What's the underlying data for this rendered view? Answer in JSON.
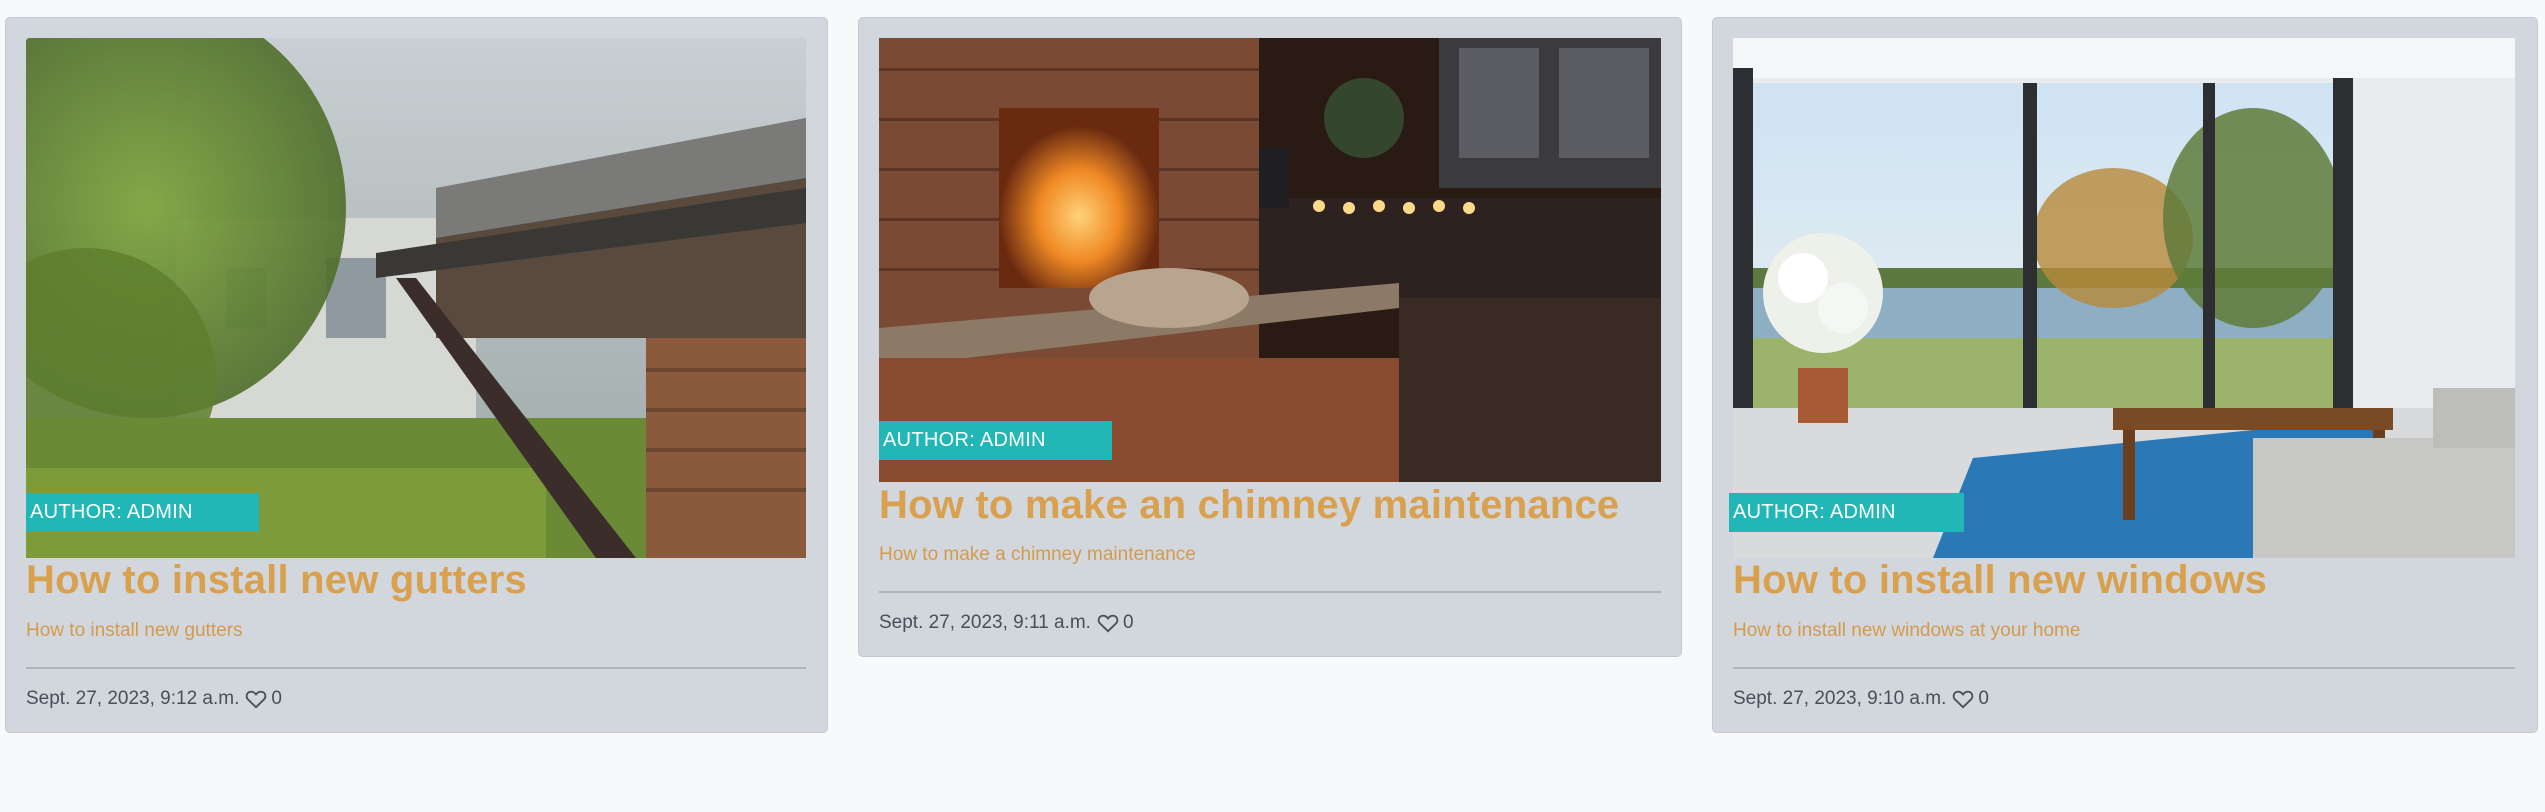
{
  "posts": [
    {
      "author": "AUTHOR: ADMIN",
      "title": "How to install new gutters",
      "subtitle": "How to install new gutters",
      "date": "Sept. 27, 2023, 9:12 a.m.",
      "likes": "0",
      "image": "gutter-photo"
    },
    {
      "author": "AUTHOR: ADMIN",
      "title": "How to make an chimney maintenance",
      "subtitle": "How to make a chimney maintenance",
      "date": "Sept. 27, 2023, 9:11 a.m.",
      "likes": "0",
      "image": "fireplace-photo"
    },
    {
      "author": "AUTHOR: ADMIN",
      "title": "How to install new windows",
      "subtitle": "How to install new windows at your home",
      "date": "Sept. 27, 2023, 9:10 a.m.",
      "likes": "0",
      "image": "living-room-photo"
    }
  ],
  "colors": {
    "card_bg": "#d2d7de",
    "badge": "#22b7b7",
    "title": "#d9a04e",
    "meta": "#4a4f57"
  }
}
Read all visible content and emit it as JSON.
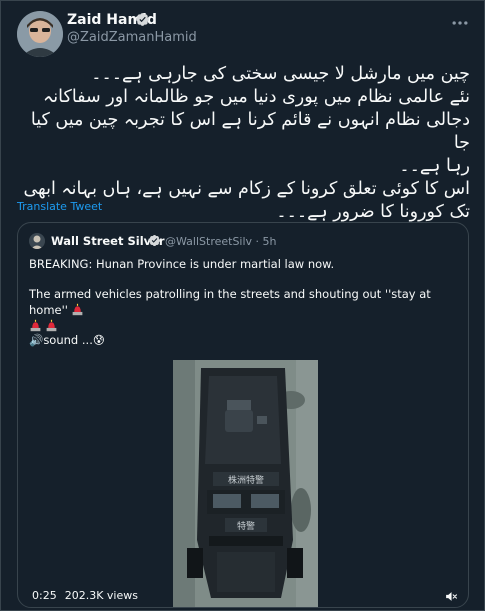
{
  "tweet": {
    "author_name": "Zaid Hamid",
    "author_handle": "@ZaidZamanHamid",
    "more_icon": "more-horizontal-icon",
    "text_lines": [
      "چین میں مارشل لا جیسی سختی کی جارہی ہے۔۔۔",
      "نئے عالمی نظام میں پوری دنیا میں جو ظالمانہ اور سفاکانہ",
      "دجالی نظام انہوں نے قائم کرنا ہے اس کا تجربہ چین میں کیا جا",
      "رہا ہے۔۔",
      "اس کا کوئی تعلق کرونا کے زکام سے نہیں ہے، ہاں بہانہ ابھی",
      "تک کورونا کا ضرور ہے۔۔۔"
    ],
    "translate_label": "Translate Tweet"
  },
  "quote": {
    "author_name": "Wall Street Silver",
    "author_handle": "@WallStreetSilv · 5h",
    "text_1": "BREAKING: Hunan Province is under martial law now.",
    "text_2": "The armed vehicles patrolling in the streets and shouting out ''stay at home''",
    "sound_text": "🔊sound ...😰",
    "video": {
      "time": "0:25",
      "views": "202.3K views",
      "vehicle_text_top": "株洲特警",
      "vehicle_text_front": "特警"
    }
  },
  "colors": {
    "background": "#15202b",
    "text": "#f7f9f9",
    "secondary_text": "#8b98a5",
    "accent": "#1d9bf0",
    "border": "#38444d"
  }
}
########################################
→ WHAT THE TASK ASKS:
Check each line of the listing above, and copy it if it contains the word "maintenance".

→ ANSWER BOX:
      "title": "How to make an chimney maintenance",
      "subtitle": "How to make a chimney maintenance",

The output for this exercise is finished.